● **The task**
Go over the records and copy every line with the string "User".

● **Entries from a dataset of interfaces**
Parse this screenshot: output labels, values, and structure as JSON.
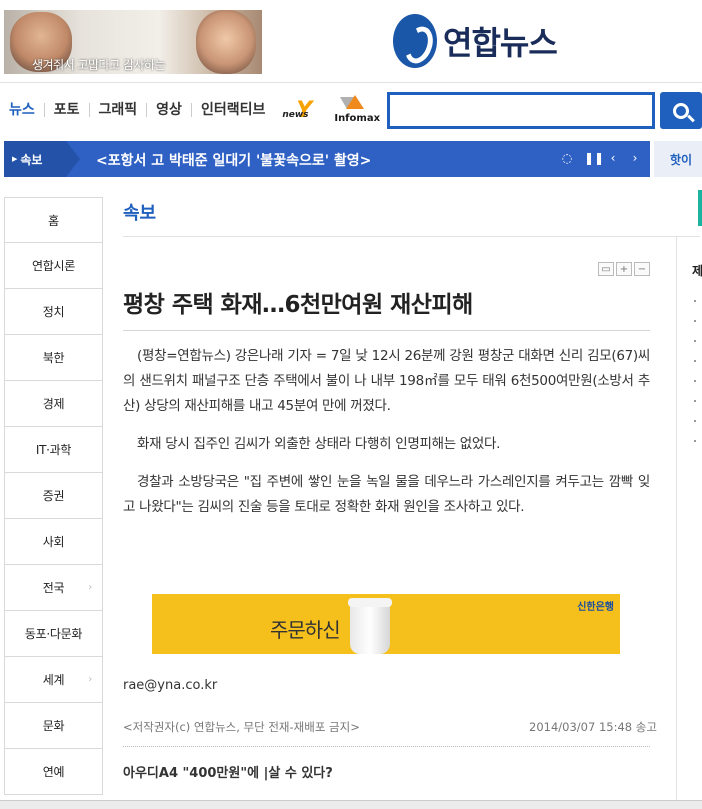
{
  "ad_banner": {
    "text": "생겨줘서 고맙다고 감사하는"
  },
  "logo": {
    "text": "연합뉴스"
  },
  "nav": {
    "items": [
      "뉴스",
      "포토",
      "그래픽",
      "영상",
      "인터랙티브"
    ],
    "news_y": {
      "mark": "Y",
      "label": "news"
    },
    "infomax": {
      "label": "Infomax"
    }
  },
  "search": {
    "value": ""
  },
  "breaking": {
    "tag": "속보",
    "headline": "<포항서 고 박태준 일대기 '불꽃속으로' 촬영>",
    "right_text": "핫이"
  },
  "sidebar": {
    "items": [
      {
        "label": "홈",
        "arrow": ""
      },
      {
        "label": "연합시론",
        "arrow": ""
      },
      {
        "label": "정치",
        "arrow": ""
      },
      {
        "label": "북한",
        "arrow": ""
      },
      {
        "label": "경제",
        "arrow": ""
      },
      {
        "label": "IT·과학",
        "arrow": ""
      },
      {
        "label": "증권",
        "arrow": ""
      },
      {
        "label": "사회",
        "arrow": ""
      },
      {
        "label": "전국",
        "arrow": "›"
      },
      {
        "label": "동포·다문화",
        "arrow": ""
      },
      {
        "label": "세계",
        "arrow": "›"
      },
      {
        "label": "문화",
        "arrow": ""
      },
      {
        "label": "연예",
        "arrow": ""
      }
    ]
  },
  "article": {
    "section": "속보",
    "title": "평창 주택 화재…6천만여원 재산피해",
    "paragraphs": [
      "(평창=연합뉴스) 강은나래 기자 = 7일 낮 12시 26분께 강원 평창군 대화면 신리 김모(67)씨의 샌드위치 패널구조 단층 주택에서 불이 나 내부 198㎡를 모두 태워 6천500여만원(소방서 추산) 상당의 재산피해를 내고 45분여 만에 꺼졌다.",
      "화재 당시 집주인 김씨가 외출한 상태라 다행히 인명피해는 없었다.",
      "경찰과 소방당국은 \"집 주변에 쌓인 눈을 녹일 물을 데우느라 가스레인지를 켜두고는 깜빡 잊고 나왔다\"는 김씨의 진술 등을 토대로 정확한 화재 원인을 조사하고 있다."
    ],
    "email": "rae@yna.co.kr",
    "copyright": "<저작권자(c) 연합뉴스, 무단 전재-재배포 금지>",
    "datetime": "2014/03/07 15:48 송고",
    "related": "아우디A4 \"400만원\"에 |살 수 있다?"
  },
  "ad2": {
    "text": "주문하신",
    "bank": "신한은행"
  },
  "right_column": {
    "label": "제"
  }
}
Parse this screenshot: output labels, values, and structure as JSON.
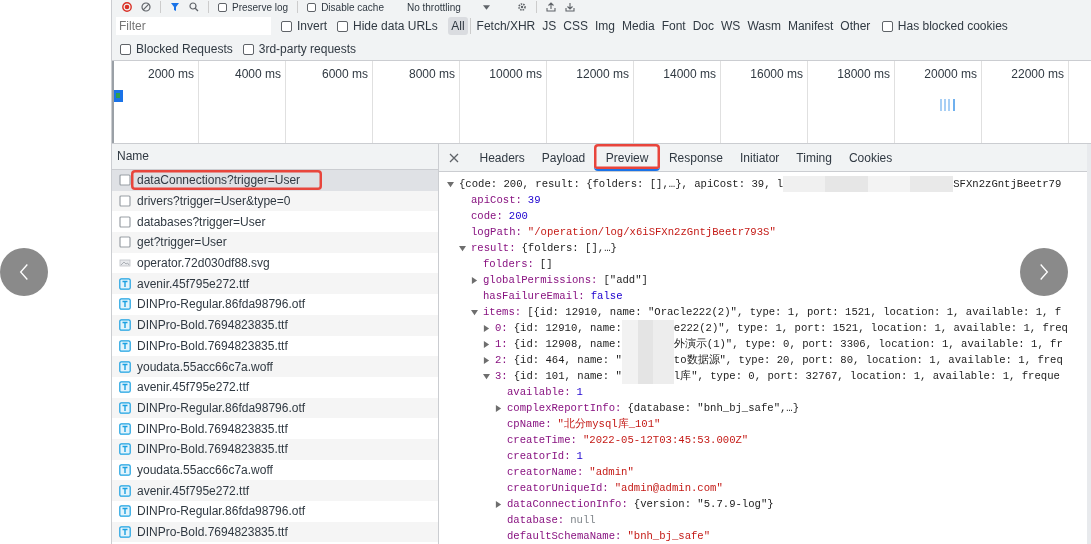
{
  "toolbar": {
    "preserve_log": {
      "label": "Preserve log",
      "checked": false
    },
    "disable_cache": {
      "label": "Disable cache",
      "checked": false
    },
    "throttling": "No throttling"
  },
  "filter": {
    "placeholder": "Filter",
    "invert": {
      "label": "Invert",
      "checked": false
    },
    "hide_data_urls": {
      "label": "Hide data URLs",
      "checked": false
    },
    "types": [
      {
        "label": "All",
        "selected": true
      },
      {
        "label": "Fetch/XHR",
        "selected": false
      },
      {
        "label": "JS",
        "selected": false
      },
      {
        "label": "CSS",
        "selected": false
      },
      {
        "label": "Img",
        "selected": false
      },
      {
        "label": "Media",
        "selected": false
      },
      {
        "label": "Font",
        "selected": false
      },
      {
        "label": "Doc",
        "selected": false
      },
      {
        "label": "WS",
        "selected": false
      },
      {
        "label": "Wasm",
        "selected": false
      },
      {
        "label": "Manifest",
        "selected": false
      },
      {
        "label": "Other",
        "selected": false
      }
    ],
    "has_blocked_cookies": {
      "label": "Has blocked cookies",
      "checked": false
    },
    "blocked_requests": {
      "label": "Blocked Requests",
      "checked": false
    },
    "third_party": {
      "label": "3rd-party requests",
      "checked": false
    }
  },
  "overview": {
    "ticks": [
      "2000 ms",
      "4000 ms",
      "6000 ms",
      "8000 ms",
      "10000 ms",
      "12000 ms",
      "14000 ms",
      "16000 ms",
      "18000 ms",
      "20000 ms",
      "22000 ms"
    ]
  },
  "requests": {
    "header": "Name",
    "rows": [
      {
        "name": "dataConnections?trigger=User",
        "kind": "xhr",
        "selected": true,
        "highlighted": true
      },
      {
        "name": "drivers?trigger=User&type=0",
        "kind": "xhr",
        "selected": false,
        "highlighted": false
      },
      {
        "name": "databases?trigger=User",
        "kind": "xhr",
        "selected": false,
        "highlighted": false
      },
      {
        "name": "get?trigger=User",
        "kind": "xhr",
        "selected": false,
        "highlighted": false
      },
      {
        "name": "operator.72d030df88.svg",
        "kind": "image",
        "selected": false,
        "highlighted": false
      },
      {
        "name": "avenir.45f795e272.ttf",
        "kind": "font",
        "selected": false,
        "highlighted": false
      },
      {
        "name": "DINPro-Regular.86fda98796.otf",
        "kind": "font",
        "selected": false,
        "highlighted": false
      },
      {
        "name": "DINPro-Bold.7694823835.ttf",
        "kind": "font",
        "selected": false,
        "highlighted": false
      },
      {
        "name": "DINPro-Bold.7694823835.ttf",
        "kind": "font",
        "selected": false,
        "highlighted": false
      },
      {
        "name": "youdata.55acc66c7a.woff",
        "kind": "font",
        "selected": false,
        "highlighted": false
      },
      {
        "name": "avenir.45f795e272.ttf",
        "kind": "font",
        "selected": false,
        "highlighted": false
      },
      {
        "name": "DINPro-Regular.86fda98796.otf",
        "kind": "font",
        "selected": false,
        "highlighted": false
      },
      {
        "name": "DINPro-Bold.7694823835.ttf",
        "kind": "font",
        "selected": false,
        "highlighted": false
      },
      {
        "name": "DINPro-Bold.7694823835.ttf",
        "kind": "font",
        "selected": false,
        "highlighted": false
      },
      {
        "name": "youdata.55acc66c7a.woff",
        "kind": "font",
        "selected": false,
        "highlighted": false
      },
      {
        "name": "avenir.45f795e272.ttf",
        "kind": "font",
        "selected": false,
        "highlighted": false
      },
      {
        "name": "DINPro-Regular.86fda98796.otf",
        "kind": "font",
        "selected": false,
        "highlighted": false
      },
      {
        "name": "DINPro-Bold.7694823835.ttf",
        "kind": "font",
        "selected": false,
        "highlighted": false
      }
    ]
  },
  "details": {
    "tabs": [
      {
        "label": "Headers",
        "selected": false,
        "highlighted": false
      },
      {
        "label": "Payload",
        "selected": false,
        "highlighted": false
      },
      {
        "label": "Preview",
        "selected": true,
        "highlighted": true
      },
      {
        "label": "Response",
        "selected": false,
        "highlighted": false
      },
      {
        "label": "Initiator",
        "selected": false,
        "highlighted": false
      },
      {
        "label": "Timing",
        "selected": false,
        "highlighted": false
      },
      {
        "label": "Cookies",
        "selected": false,
        "highlighted": false
      }
    ],
    "preview": {
      "kind": "split",
      "value": "{code: 200, result: {folders: [],…}, apiCost: 39, l",
      "value_after": "SFXn2zGntjBeetr79",
      "expanded": true,
      "children": [
        {
          "key": "apiCost:",
          "value": "39",
          "kind": "number"
        },
        {
          "key": "code:",
          "value": "200",
          "kind": "number"
        },
        {
          "key": "logPath:",
          "value": "\"/operation/log/x6iSFXn2zGntjBeetr793S\"",
          "kind": "string"
        },
        {
          "key": "result:",
          "value": "{folders: [],…}",
          "kind": "object",
          "expanded": true,
          "children": [
            {
              "key": "folders:",
              "value": "[]",
              "kind": "object"
            },
            {
              "key": "globalPermissions:",
              "value": "[\"add\"]",
              "kind": "object",
              "expanded": false
            },
            {
              "key": "hasFailureEmail:",
              "value": "false",
              "kind": "boolean"
            },
            {
              "key": "items:",
              "value": "[{id: 12910, name: \"Oracle222(2)\", type: 1, port: 1521, location: 1, available: 1, f",
              "kind": "object",
              "expanded": true,
              "children": [
                {
                  "key": "0:",
                  "value": "{id: 12910, name:",
                  "value_after": "e222(2)\", type: 1, port: 1521, location: 1, available: 1, freq",
                  "kind": "split",
                  "expanded": false
                },
                {
                  "key": "1:",
                  "value": "{id: 12908, name:",
                  "value_after": "外演示(1)\", type: 0, port: 3306, location: 1, available: 1, fr",
                  "kind": "split",
                  "expanded": false
                },
                {
                  "key": "2:",
                  "value": "{id: 464, name: \"",
                  "value_after": "to数据源\", type: 20, port: 80, location: 1, available: 1, freq",
                  "kind": "split",
                  "expanded": false
                },
                {
                  "key": "3:",
                  "value": "{id: 101, name: \"",
                  "value_after": "l库\", type: 0, port: 32767, location: 1, available: 1, freque",
                  "kind": "split",
                  "expanded": true,
                  "children": [
                    {
                      "key": "available:",
                      "value": "1",
                      "kind": "number"
                    },
                    {
                      "key": "complexReportInfo:",
                      "value": "{database: \"bnh_bj_safe\",…}",
                      "kind": "object",
                      "expanded": false
                    },
                    {
                      "key": "cpName:",
                      "value": "\"北分mysql库_101\"",
                      "kind": "string"
                    },
                    {
                      "key": "createTime:",
                      "value": "\"2022-05-12T03:45:53.000Z\"",
                      "kind": "string"
                    },
                    {
                      "key": "creatorId:",
                      "value": "1",
                      "kind": "number"
                    },
                    {
                      "key": "creatorName:",
                      "value": "\"admin\"",
                      "kind": "string"
                    },
                    {
                      "key": "creatorUniqueId:",
                      "value": "\"admin@admin.com\"",
                      "kind": "string"
                    },
                    {
                      "key": "dataConnectionInfo:",
                      "value": "{version: \"5.7.9-log\"}",
                      "kind": "object",
                      "expanded": false
                    },
                    {
                      "key": "database:",
                      "value": "null",
                      "kind": "null"
                    },
                    {
                      "key": "defaultSchemaName:",
                      "value": "\"bnh_bj_safe\"",
                      "kind": "string"
                    }
                  ]
                }
              ]
            }
          ]
        }
      ]
    }
  }
}
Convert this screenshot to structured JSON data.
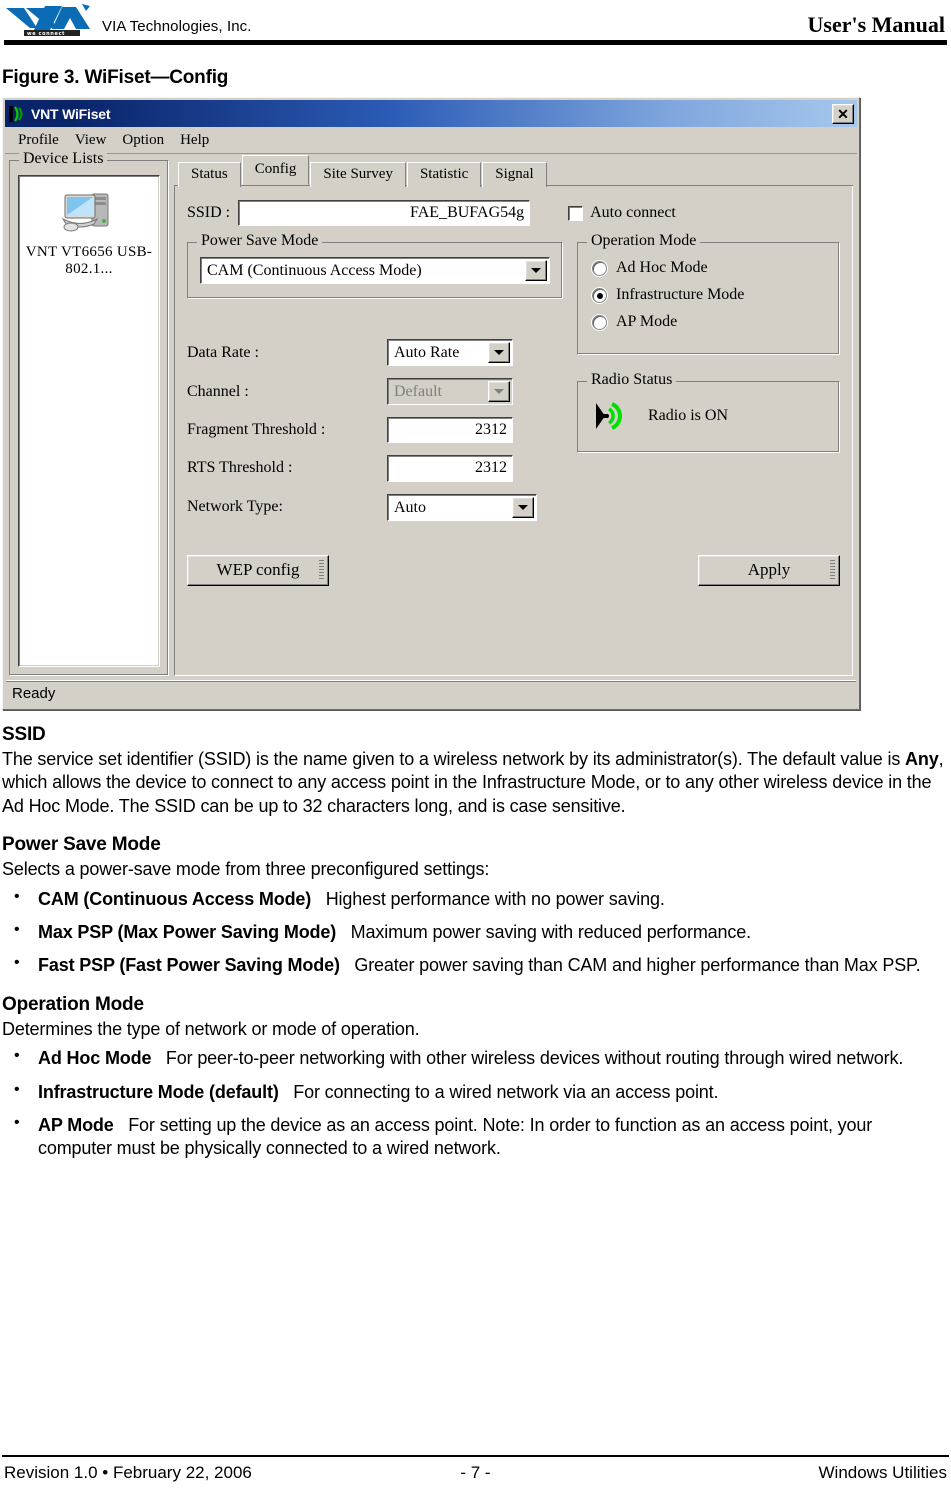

● **Your response**
        "name": "dataConnections?trigger=User",
        "name": "drivers?trigger=User&type=0",
        "name": "databases?trigger=User",
        "name": "get?trigger=User",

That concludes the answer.